Leaping the Atlantic Wall
Army Air Forces Campaigns in Western Europe, 1942-1945

Edward T. Russell


On December 7, 1941, the Japanese empire attacked the U.S. military installations in Hawaii. Four days later, Germany's dictator, Adolf Hitler, fulfilling a treaty with Japan, declared war on the United States. Having sealed with that act the developing alliance between the United States and Great Britain, Hitler's Third Reich speeded construction of a formidable "Atlantic wall," to protect the exposed beaches of the Netherlands, Belgium, and northern France. This rampart was a massive system of fortifications, obstacles, and warning centers intended to thwart an Anglo-American invasion of Nazi-occupied western Europe. Breaching the Atlantic wall of Hitler's "Fortress Europe" was the major strategic problem confronting British and U.S. military planners in late 1941. The two Allies based their offensive strategy on the belief that Germany was the strongest of the Axis powers and therefore should be defeated first. An air offensive against Germany was an important component of this strategy.

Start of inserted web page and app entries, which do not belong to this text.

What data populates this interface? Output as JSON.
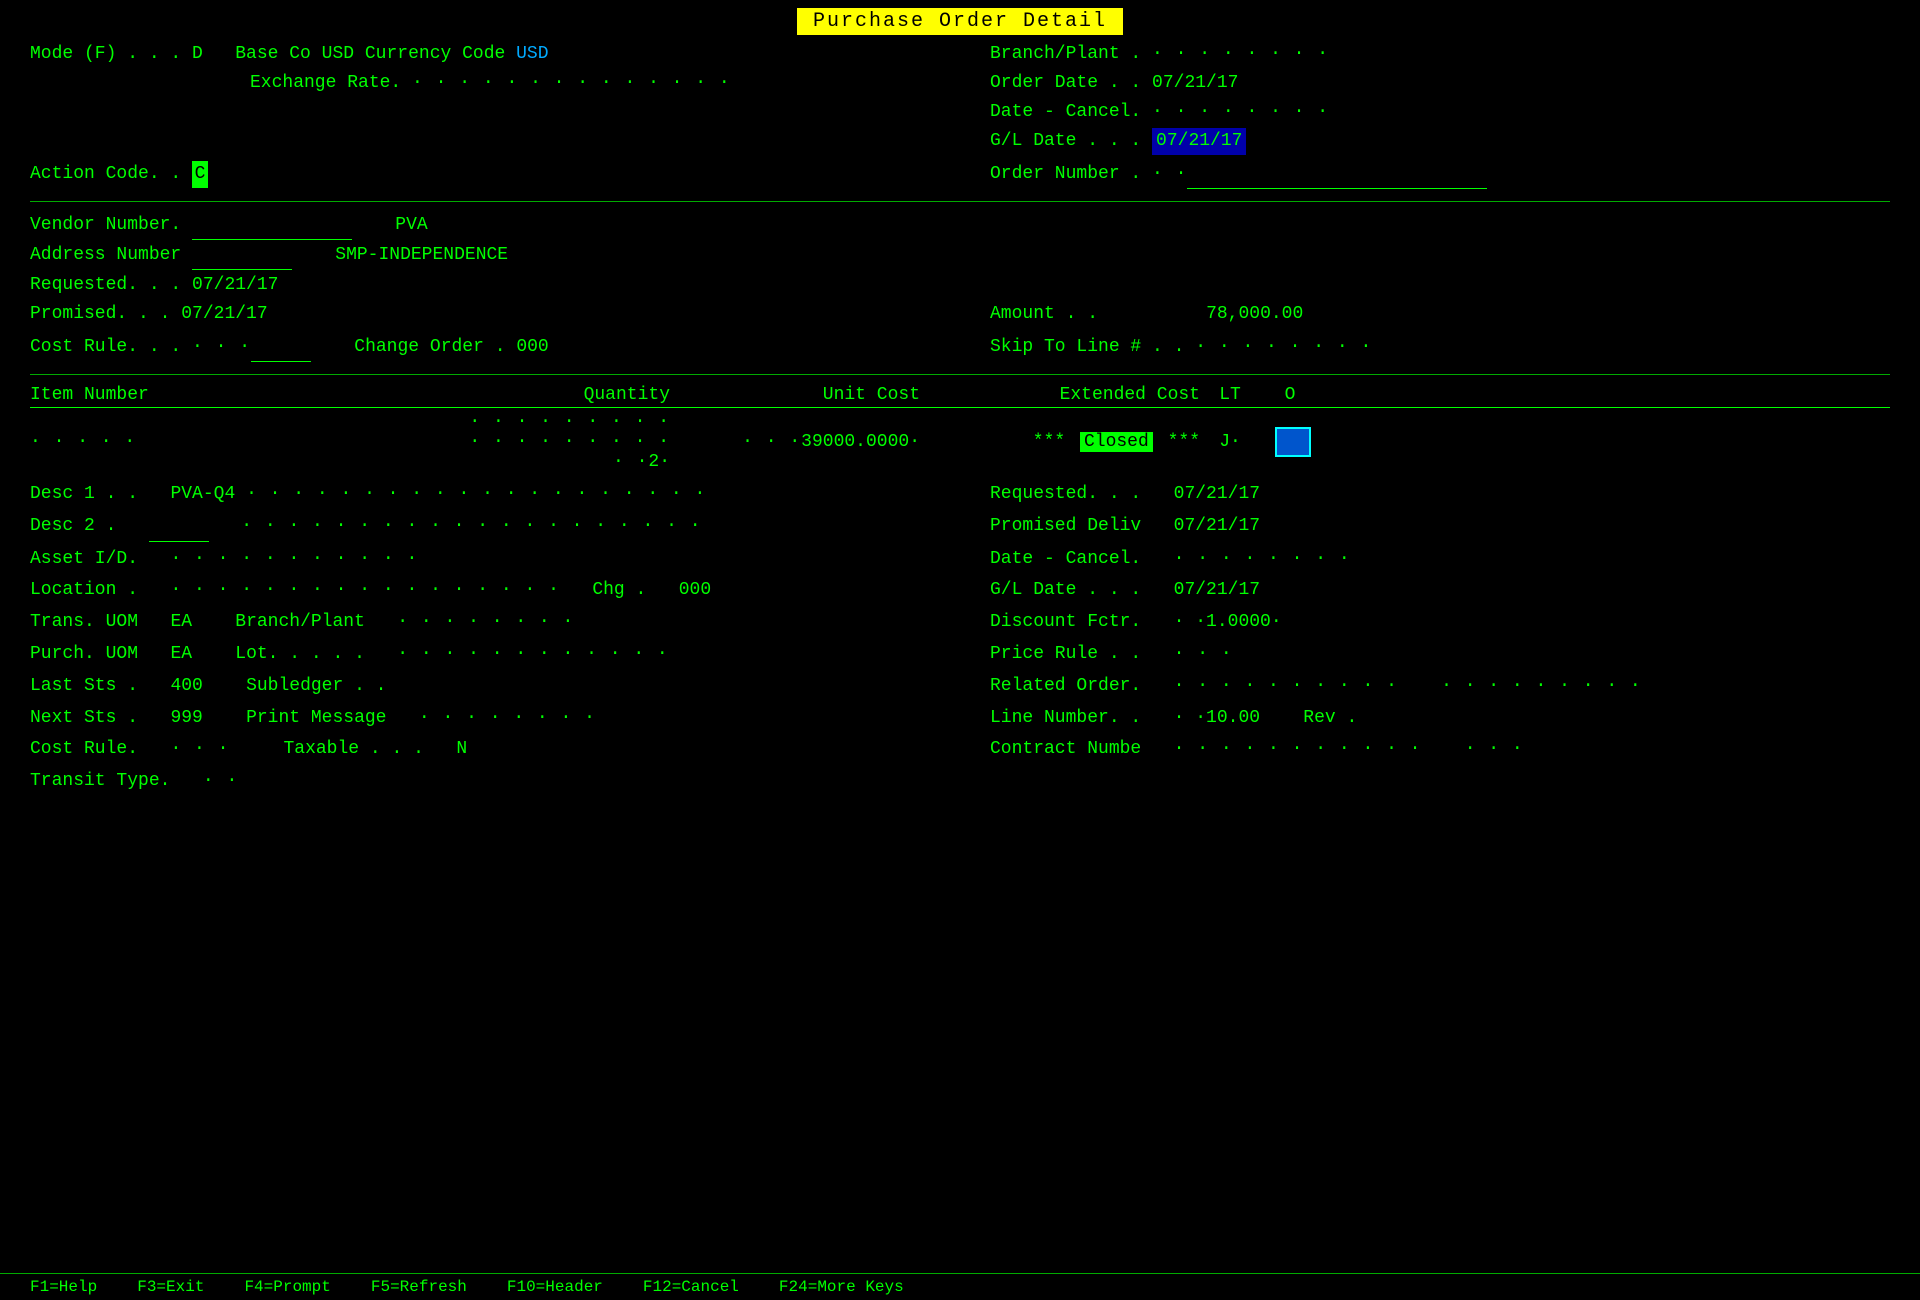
{
  "title": "Purchase Order Detail",
  "header": {
    "mode_label": "Mode (F) . . . D",
    "base_co_label": "Base Co",
    "currency_label": "USD Currency Code",
    "currency_value": "USD",
    "exchange_rate_label": "Exchange Rate.",
    "exchange_rate_dots": "· · · · · · · · · · · · · ·",
    "branch_plant_label": "Branch/Plant .",
    "branch_plant_dots": "· · · · · · · ·",
    "order_date_label": "Order Date . .",
    "order_date_value": "07/21/17",
    "date_cancel_label": "Date - Cancel.",
    "date_cancel_dots": "· · · · · · · ·",
    "gl_date_label": "G/L Date . . .",
    "gl_date_value": "07/21/17",
    "action_code_label": "Action Code. .",
    "action_code_value": "C",
    "order_number_label": "Order Number .",
    "order_number_dots": "· ·"
  },
  "vendor": {
    "vendor_number_label": "Vendor Number.",
    "vendor_dots": "_ _ _ _ _ _ _ _",
    "vendor_value": "PVA",
    "address_number_label": "Address Number",
    "address_dots": "_ _ _ _ _",
    "address_value": "SMP-INDEPENDENCE",
    "requested_label": "Requested. . .",
    "requested_value": "07/21/17",
    "promised_label": "Promised. . .",
    "promised_value": "07/21/17",
    "amount_label": "Amount . .",
    "amount_value": "78,000.00",
    "cost_rule_label": "Cost Rule. . .",
    "cost_rule_dots": "· · ·",
    "change_order_label": "Change Order .",
    "change_order_value": "000",
    "skip_to_line_label": "Skip To Line # . .",
    "skip_to_line_dots": "· · · · · · · ·"
  },
  "columns": {
    "item_number": "Item Number",
    "quantity": "Quantity",
    "unit_cost": "Unit Cost",
    "extended_cost": "Extended Cost",
    "lt": "LT",
    "o": "O"
  },
  "line_item": {
    "item_dots": "· · · · ·",
    "qty_dots": "· · · · · · · · · · · · · · · · · · · ·",
    "qty_value": "2·",
    "unit_cost_dots": "· · ·",
    "unit_cost_value": "39000.0000·",
    "extended_cost_prefix": "*** Closed ***",
    "lt_value": "J·",
    "o_indicator": "□"
  },
  "detail": {
    "desc1_label": "Desc 1 . .",
    "desc1_value": "PVA-Q4",
    "desc1_dots": "· · · · · · · · · · · · · · · · · · · ·",
    "requested_label": "Requested. . .",
    "requested_value": "07/21/17",
    "desc2_label": "Desc 2 .",
    "desc2_dots2": "_ _ _",
    "desc2_dots": "· · · · · · · · · · · · · · · · · · · ·",
    "promised_deliv_label": "Promised Deliv",
    "promised_deliv_value": "07/21/17",
    "asset_id_label": "Asset I/D.",
    "asset_id_dots": "· · · · · · · · · · ·",
    "date_cancel_label": "Date - Cancel.",
    "date_cancel_dots": "· · · · · · · ·",
    "location_label": "Location .",
    "location_dots": "· · · · · · · · · · · · · · · · ·",
    "chg_label": "Chg .",
    "chg_value": "000",
    "gl_date_label": "G/L Date . . .",
    "gl_date_value": "07/21/17",
    "trans_uom_label": "Trans. UOM",
    "trans_uom_value": "EA",
    "branch_plant_label": "Branch/Plant",
    "branch_plant_dots": "· · · · · · · ·",
    "discount_fctr_label": "Discount Fctr.",
    "discount_fctr_value": "· ·1.0000·",
    "purch_uom_label": "Purch. UOM",
    "purch_uom_value": "EA",
    "lot_label": "Lot. . . . .",
    "lot_dots": "· · · · · · · · · · · ·",
    "price_rule_label": "Price Rule . .",
    "price_rule_dots": "· · ·",
    "last_sts_label": "Last Sts .",
    "last_sts_value": "400",
    "subledger_label": "Subledger . .",
    "related_order_label": "Related Order.",
    "related_order_dots": "· · · · · · · · · ·",
    "related_order_dots2": "· · · · · · · · ·",
    "next_sts_label": "Next Sts .",
    "next_sts_value": "999",
    "print_message_label": "Print Message",
    "print_message_dots": "· · · · · · · ·",
    "line_number_label": "Line Number. .",
    "line_number_value": "· ·10.00",
    "rev_label": "Rev .",
    "cost_rule_label": "Cost Rule.",
    "cost_rule_dots": "· · ·",
    "taxable_label": "Taxable . . .",
    "taxable_value": "N",
    "contract_numbe_label": "Contract Numbe",
    "contract_dots1": "· · · · · · · · · · ·",
    "contract_dots2": "· · ·",
    "transit_type_label": "Transit Type.",
    "transit_type_dots": "· ·"
  },
  "footer": {
    "items": [
      "F1=Help",
      "F3=Exit",
      "F4=Prompt",
      "F5=Refresh",
      "F10=Header",
      "F12=Cancel",
      "F24=More Keys"
    ]
  }
}
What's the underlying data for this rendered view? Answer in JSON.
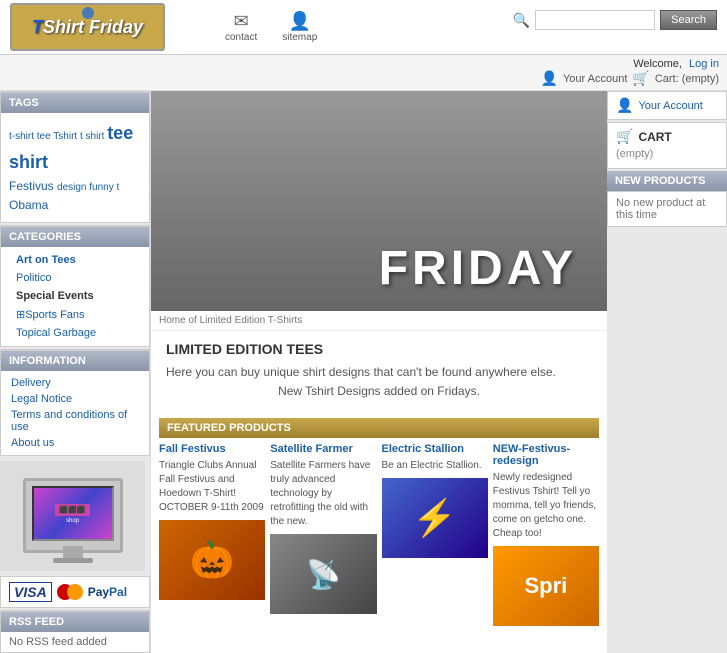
{
  "header": {
    "logo_text": "TShirt Friday",
    "logo_t": "T",
    "logo_shirt": "Shirt",
    "logo_friday": "Friday",
    "nav": [
      {
        "id": "contact",
        "label": "contact",
        "icon": "✉"
      },
      {
        "id": "sitemap",
        "label": "sitemap",
        "icon": "👤"
      }
    ],
    "search_placeholder": "",
    "search_button": "Search",
    "welcome_text": "Welcome,",
    "login_label": "Log in"
  },
  "right_sidebar": {
    "account_icon": "👤",
    "account_label": "Your Account",
    "cart_label": "CART",
    "cart_icon": "🛒",
    "cart_status": "(empty)",
    "new_products_header": "NEW PRODUCTS",
    "new_products_text": "No new product at this time"
  },
  "sidebar": {
    "tags_header": "TAGS",
    "tags": [
      {
        "text": "t-shirt",
        "size": "small"
      },
      {
        "text": "tee",
        "size": "small"
      },
      {
        "text": "Tshirt",
        "size": "small"
      },
      {
        "text": "t shirt",
        "size": "small"
      },
      {
        "text": "tee shirt",
        "size": "large"
      },
      {
        "text": "Festivus",
        "size": "medium"
      },
      {
        "text": "design",
        "size": "small"
      },
      {
        "text": "funny",
        "size": "small"
      },
      {
        "text": "t",
        "size": "small"
      },
      {
        "text": "Obama",
        "size": "medium"
      }
    ],
    "categories_header": "CATEGORIES",
    "categories": [
      {
        "label": "Art on Tees",
        "bold": true
      },
      {
        "label": "Politico",
        "bold": false
      },
      {
        "label": "Special Events",
        "bold": true
      },
      {
        "label": "⊞Sports Fans",
        "bold": false
      },
      {
        "label": "Topical Garbage",
        "bold": false
      }
    ],
    "info_header": "INFORMATION",
    "info_items": [
      "Delivery",
      "Legal Notice",
      "Terms and conditions of use",
      "About us"
    ],
    "rss_header": "RSS FEED",
    "rss_text": "No RSS feed added"
  },
  "main": {
    "home_text": "Home of Limited Edition T-Shirts",
    "limited_title": "LIMITED EDITION TEES",
    "limited_desc": "Here you can buy unique shirt designs that can't be found anywhere else.",
    "new_designs_text": "New Tshirt Designs added on Fridays.",
    "featured_header": "FEATURED PRODUCTS",
    "products": [
      {
        "name": "Fall Festivus",
        "desc": "Triangle Clubs Annual Fall Festivus and Hoedown T-Shirt! OCTOBER 9-11th 2009",
        "img_class": "product-img-fall",
        "img_text": "🎃"
      },
      {
        "name": "Satellite Farmer",
        "desc": "Satellite Farmers have truly advanced technology by retrofitting the old with the new.",
        "img_class": "product-img-satellite",
        "img_text": "📡"
      },
      {
        "name": "Electric Stallion",
        "desc": "Be an Electric Stallion.",
        "img_class": "product-img-electric",
        "img_text": "⚡"
      },
      {
        "name": "NEW-Festivus-redesign",
        "desc": "Newly redesigned Festivus Tshirt! Tell yo momma, tell yo friends, come on getcho one. Cheap too!",
        "img_class": "product-img-festivus",
        "img_text": "Spri"
      }
    ]
  }
}
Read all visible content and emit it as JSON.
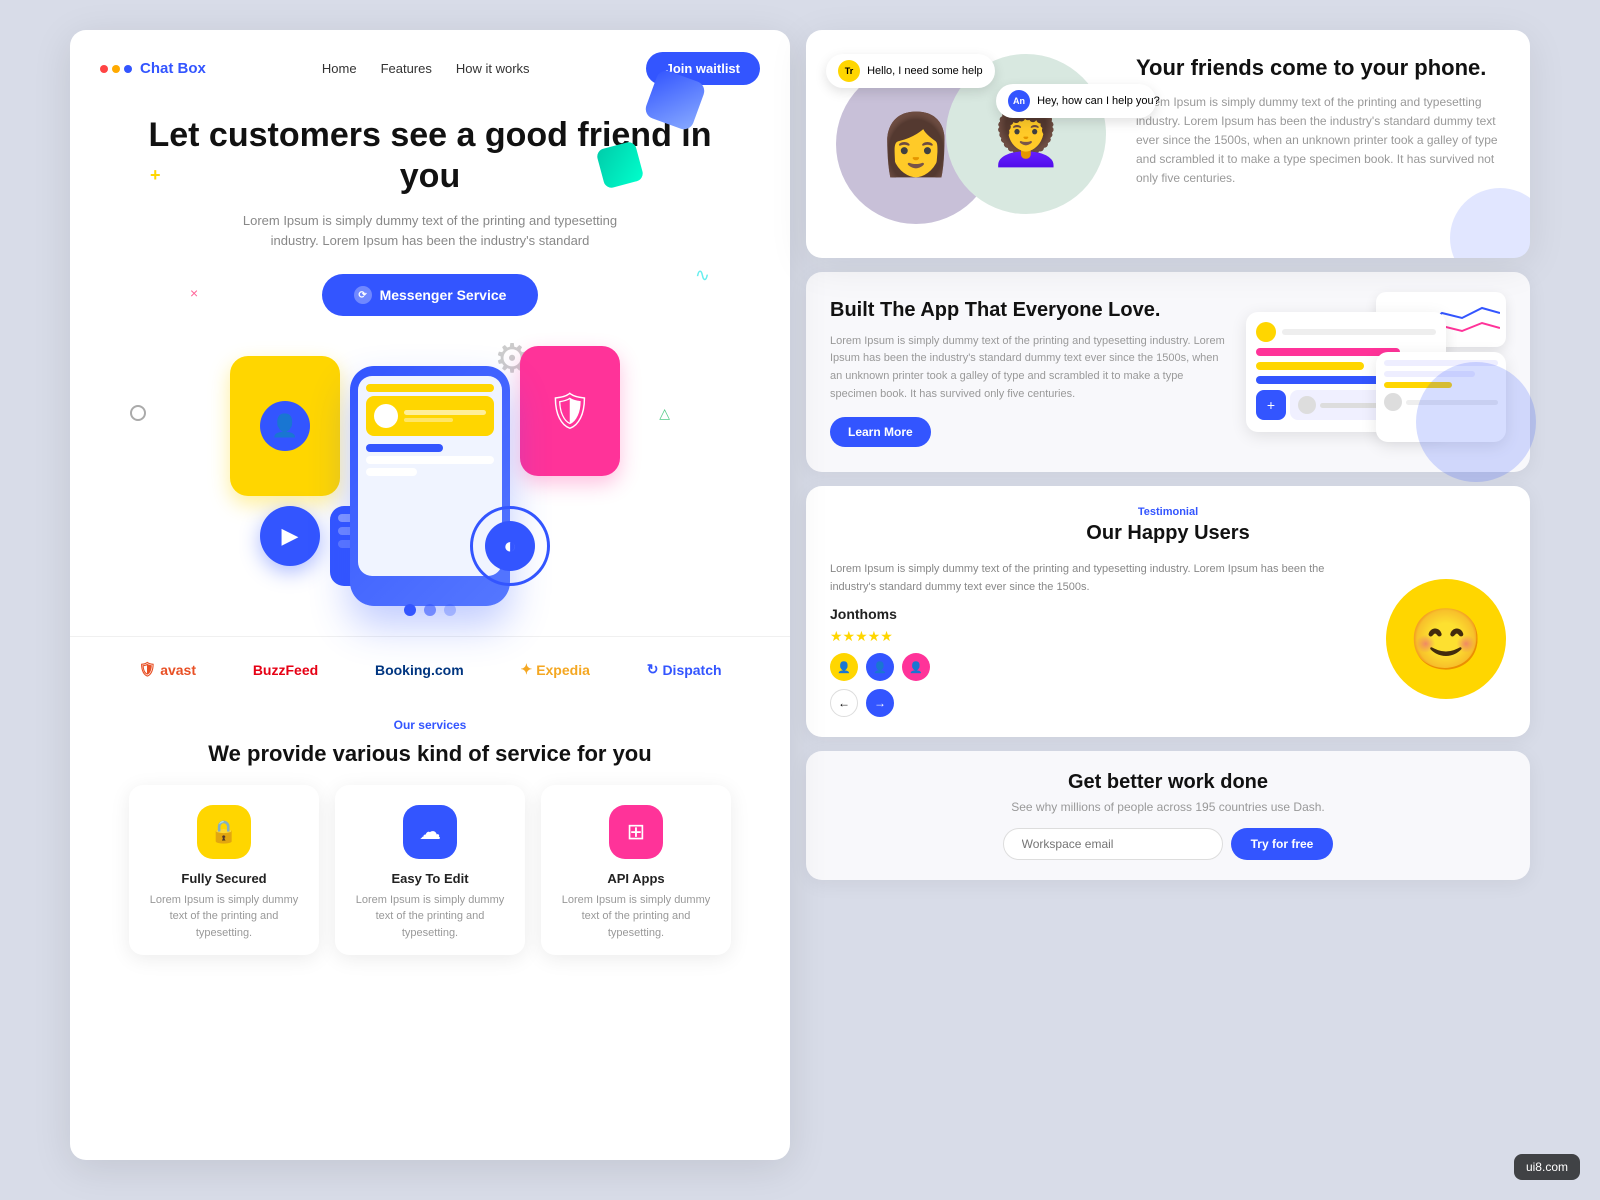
{
  "nav": {
    "logo_text": "Chat Box",
    "logo_dots": [
      "#ff4444",
      "#ffaa00",
      "#3355ff"
    ],
    "links": [
      "Home",
      "Features",
      "How it works"
    ],
    "cta": "Join waitlist"
  },
  "hero": {
    "title": "Let customers see a good friend in you",
    "subtitle": "Lorem Ipsum is simply dummy text of the printing and typesetting industry. Lorem Ipsum has been the industry's standard",
    "messenger_btn": "Messenger Service"
  },
  "brands": [
    {
      "name": "avast",
      "label": "avast",
      "icon": "🛡"
    },
    {
      "name": "buzzfeed",
      "label": "BuzzFeed",
      "icon": ""
    },
    {
      "name": "booking",
      "label": "Booking.com",
      "icon": ""
    },
    {
      "name": "expedia",
      "label": "Expedia",
      "icon": ""
    },
    {
      "name": "dispatch",
      "label": "Dispatch",
      "icon": ""
    }
  ],
  "services": {
    "tag": "Our services",
    "title": "We provide various kind of service for you",
    "cards": [
      {
        "icon": "🔒",
        "color": "yellow",
        "title": "Fully Secured",
        "desc": "Lorem Ipsum is simply dummy text of the printing and typesetting."
      },
      {
        "icon": "☁",
        "color": "blue",
        "title": "Easy To Edit",
        "desc": "Lorem Ipsum is simply dummy text of the printing and typesetting."
      },
      {
        "icon": "⊞",
        "color": "pink",
        "title": "API Apps",
        "desc": "Lorem Ipsum is simply dummy text of the printing and typesetting."
      }
    ]
  },
  "friends": {
    "heading": "Your friends come to your phone.",
    "desc": "Lorem Ipsum is simply dummy text of the printing and typesetting industry. Lorem Ipsum has been the industry's standard dummy text ever since the 1500s, when an unknown printer took a galley of type and scrambled it to make a type specimen book. It has survived not only five centuries.",
    "bubble1_name": "Tr",
    "bubble1_text": "Hello, I need some help",
    "bubble2_name": "An",
    "bubble2_text": "Hey, how can I help you?"
  },
  "app_section": {
    "heading": "Built The App That Everyone Love.",
    "desc": "Lorem Ipsum is simply dummy text of the printing and typesetting industry. Lorem Ipsum has been the industry's standard dummy text ever since the 1500s, when an unknown printer took a galley of type and scrambled it to make a type specimen book. It has survived only five centuries.",
    "btn": "Learn More"
  },
  "testimonial": {
    "tag": "Testimonial",
    "heading": "Our Happy Users",
    "text": "Lorem Ipsum is simply dummy text of the printing and typesetting industry. Lorem Ipsum has been the industry's standard dummy text ever since the 1500s.",
    "author": "Jonthoms",
    "nav_prev": "←",
    "nav_next": "→"
  },
  "work_section": {
    "heading": "Get better work done",
    "sub": "See why millions of people across 195 countries use Dash.",
    "placeholder": "Workspace email",
    "btn": "Try for free"
  },
  "watermark": "ui8.com"
}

Properly conducted, it would enable the Allies to leap the Atlantic wall and damage the industrial foundations of the Third Reich well before Allied ground troops penetrated the coastal barrier. The Allies held the air forces in the Pacific and Far East to a minimum and concentrated on building a formidable force on English soil capable of striking the Nazi heartland and, eventually, of supporting a cross-channel invasion and a victorious Allied advance across Europe.